2018 We estimate the effect of opioid prescriptions on the duration of temporary disability benefits among workers with work-related low back injuries. We use local opioid prescribing patterns to construct an instrumental variable that generates variation in opioid prescriptions but is arguably unrelated to injury severity or other factors affecting disability duration. Local prescribing patterns have a strong relationship with whether injured workers receive opioid prescriptions, including longer-term prescriptions. We find that more longer-term opioid prescribing leads to considerably longer duration of temporary disability, but little effect of a small number of opioid prescriptions over a short period of time.
People versus machines: the impact of minimum wages on automatable jobsLabour Economics
Grace Lordan, David Neumark
2018 We study the effect of minimum wage increases on employment in automatable jobs – jobs in which employers may find it easier to substitute machines for people – focusing on low-skilled workers for whom such substitution may be spurred by minimum wage increases. Based on CPS data from 1980 to 2015, we find that increasing the minimum wage decreases significantly the share of automatable employment held by low-skilled workers, and increases the likelihood that low-skilled workers in automatable jobs become nonemployed or employed in worse jobs. The average effects mask significant heterogeneity by industry and demographic group, including substantive adverse effects for older, low-skilled workers in manufacturing. We also find some evidence that the same changes improve job opportunities for higher-skilled workers. The findings imply that groups often ignored in the minimum wage literature are in fact quite vulnerable to employment changes and job loss because of automation following a minimum wage increase.
Declining Teen Employment: Minimum Wages, Other Explanations, and Implications for Human Capital InvestmentMercatus Working Paper
David Neumark, Cortnie Shupe
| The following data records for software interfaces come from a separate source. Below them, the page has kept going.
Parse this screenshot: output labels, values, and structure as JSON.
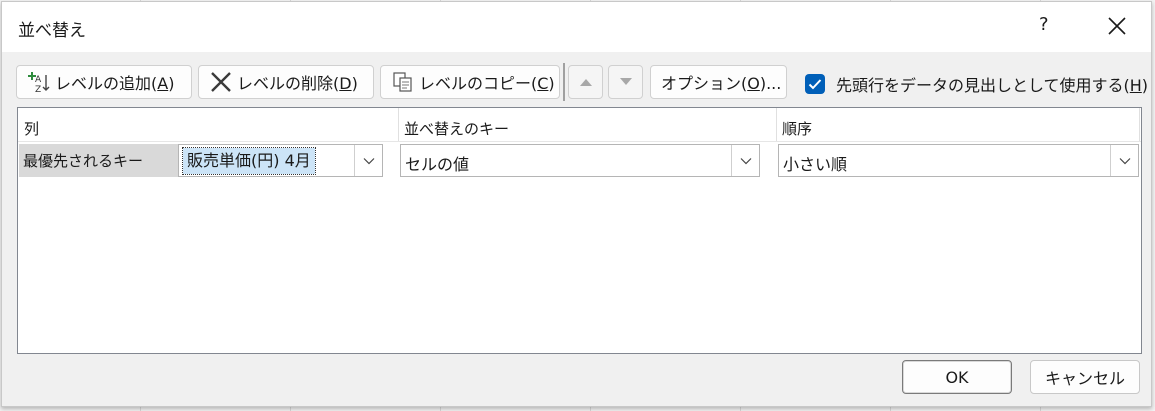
{
  "dialog": {
    "title": "並べ替え",
    "help_label": "?",
    "toolbar": {
      "add_level_prefix": "レベルの追加(",
      "add_level_key": "A",
      "add_level_suffix": ")",
      "delete_level_prefix": "レベルの削除(",
      "delete_level_key": "D",
      "delete_level_suffix": ")",
      "copy_level_prefix": "レベルのコピー(",
      "copy_level_key": "C",
      "copy_level_suffix": ")",
      "options_prefix": "オプション(",
      "options_key": "O",
      "options_suffix": ")...",
      "header_checkbox_prefix": "先頭行をデータの見出しとして使用する(",
      "header_checkbox_key": "H",
      "header_checkbox_suffix": ")",
      "header_checkbox_checked": true
    },
    "grid": {
      "columns": [
        "列",
        "並べ替えのキー",
        "順序"
      ],
      "rows": [
        {
          "label": "最優先されるキー",
          "column_value": "販売単価(円) 4月",
          "sort_on_value": "セルの値",
          "order_value": "小さい順"
        }
      ]
    },
    "ok_label": "OK",
    "cancel_label": "キャンセル"
  },
  "colors": {
    "accent": "#005fb8",
    "selection": "#cce4f7"
  }
}
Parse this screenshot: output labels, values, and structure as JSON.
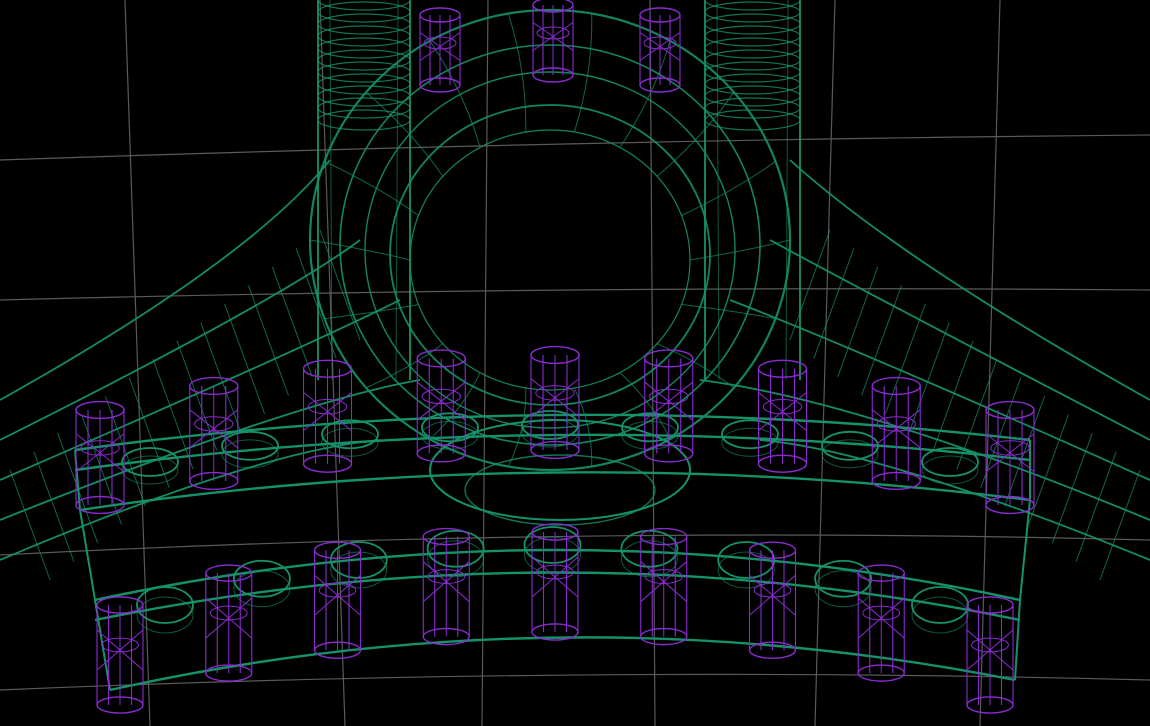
{
  "viewport": {
    "mode": "wireframe",
    "background_color": "#000000",
    "grid_color": "#5a5a5a",
    "grid_visible": true
  },
  "scene": {
    "part_color": "#14936a",
    "fastener_color": "#8a2bd0",
    "fastener_rows": [
      {
        "name": "top-bolt-row",
        "count": 3
      },
      {
        "name": "upper-flange-bolt-row",
        "count": 9
      },
      {
        "name": "lower-flange-bolt-row",
        "count": 9
      }
    ],
    "flange_holes": {
      "upper_count": 9,
      "lower_count": 9
    }
  }
}
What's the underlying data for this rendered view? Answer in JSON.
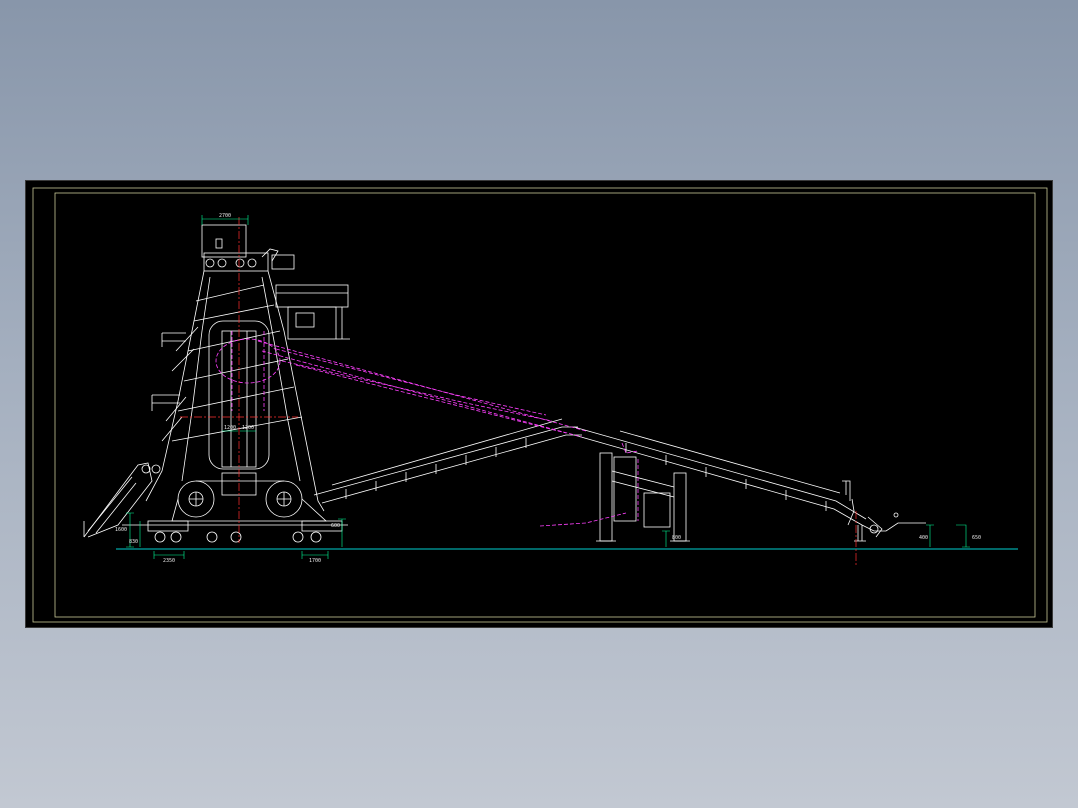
{
  "colors": {
    "background": "#8f9bad",
    "sheet": "#000000",
    "frame": "#c8c898",
    "structure": "#ffffff",
    "hidden_lines": "#ff40ff",
    "centerline": "#ff3030",
    "dimension": "#00ff99",
    "ground": "#00d0d0"
  },
  "dimensions": {
    "top_width": "2700",
    "shaft_width_left": "1200",
    "shaft_width_right": "1200",
    "left_height_a": "1600",
    "left_height_b": "830",
    "left_base": "2350",
    "right_base": "1700",
    "right_height": "600",
    "support_height": "800",
    "end_height_a": "400",
    "end_height_b": "650"
  }
}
2018 We explore the decline in teen employment in the United States since 2000, which was sharpest for those age 16–17. We consider three explanatory factors: a rising minimum wage that could reduce employment opportunities for teens and potentially increase the value of investing in schooling; rising returns to schooling; and increasing competition from immigrants that, like the minimum wage, could reduce employment opportunities and raise the returns to human capital investment. We find that higher minimum wages are the predominant factor explaining changes in the schooling and workforce behavior of those age 16–17 since 2000. We also consider implications for human capital. Higher minimum wages have led both to fewer teens in school and employed at the same time, and to more teens in school but not employed, which is potentially consistent with a greater focus on schooling. We find no evidence that higher minimum wages have led to greater human capital investment. If anything, the evidence points to adverse effects on longer-run earnings for those exposed to these higher minimum wages as teenagers.